If you were particularly focused on getting good grades during high school so you would have as many options as possible when college application time rolled around, you might notice yourself caring a little less about test scores once second semester senior year hits, especially if you've already been accepted to one of your top choice schools.

Again, like the lack of motivation, this mindset is totally normal and, in a way, justified. You've likely worked incredibly hard for three and a half years (or more) and now it's time to enjoy the last few months of your high school experience before a new phase of your life kicks off. Just make sure you don't get too comfortable.


Feeling Like a Total Boss at School

Second-semester seniors rule the school, and they know it. The freshman, sophomores and juniors are all envious of your status as people who are almost done with high school, which means you'll probably feel the understandable impulse to walk around like you own the place and look down on those who have a year or more to go before their college careers start. This also translates to things such as getting the best parking spot, getting to go off campus more frequently and getting a prime table at lunch. Enjoy it while you can, because in a few months you'll be back at the bottom of the totem pole.

(Mean Girls via Paramount Pictures)


An Overwhelming Feeling of Nostalgia

While there's a definite sense of freedom that comes with second-semester senior status, it's also likely that you may start to feel a bit nostalgic and even sad about the impending end of your time in high school. As the year winds down, you'll start to experience a lot of "lasts"—like the last homecoming dance, the last football game and the last picture day—that really drive home the idea that your life will look very different in a short amount of time. Feeling nostalgic is totally normal and even healthy, and it shows that you'll look back on at least portions of your high school career very fondly.


An Eagerness to Move on to the Next Phase of Your Life

Even if you're nostalgic and ambivalent about leaving high school behind once and for all, as a second-semester senior, you'll likely also experience an acute sense of readiness and desire to move on to the next phase of your life. Chances are you'll be yearning for new friendships, relationships and yes, even new subjects to learn about and study. This means you've gotten the most you can out of your high school experience, and are ready to grow in various ways and take on more responsibility.

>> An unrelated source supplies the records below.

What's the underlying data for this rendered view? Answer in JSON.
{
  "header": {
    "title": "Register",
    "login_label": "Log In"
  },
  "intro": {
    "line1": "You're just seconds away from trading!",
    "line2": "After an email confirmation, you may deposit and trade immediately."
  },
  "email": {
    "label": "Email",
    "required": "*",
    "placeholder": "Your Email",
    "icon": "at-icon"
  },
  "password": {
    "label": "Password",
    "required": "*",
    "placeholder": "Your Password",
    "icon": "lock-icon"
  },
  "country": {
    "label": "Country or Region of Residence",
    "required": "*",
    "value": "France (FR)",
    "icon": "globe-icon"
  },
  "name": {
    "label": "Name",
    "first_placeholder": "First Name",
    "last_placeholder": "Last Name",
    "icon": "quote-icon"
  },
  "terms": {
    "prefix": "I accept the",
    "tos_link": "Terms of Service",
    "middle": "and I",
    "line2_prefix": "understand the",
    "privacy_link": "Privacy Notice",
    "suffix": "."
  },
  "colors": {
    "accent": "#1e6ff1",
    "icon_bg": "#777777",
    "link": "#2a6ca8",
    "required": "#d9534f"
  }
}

Zoe Johnson at College
(Grown-ish via Freeform)


For more high school content, click HERE to read up on everything you need to do as soon as you fail a test.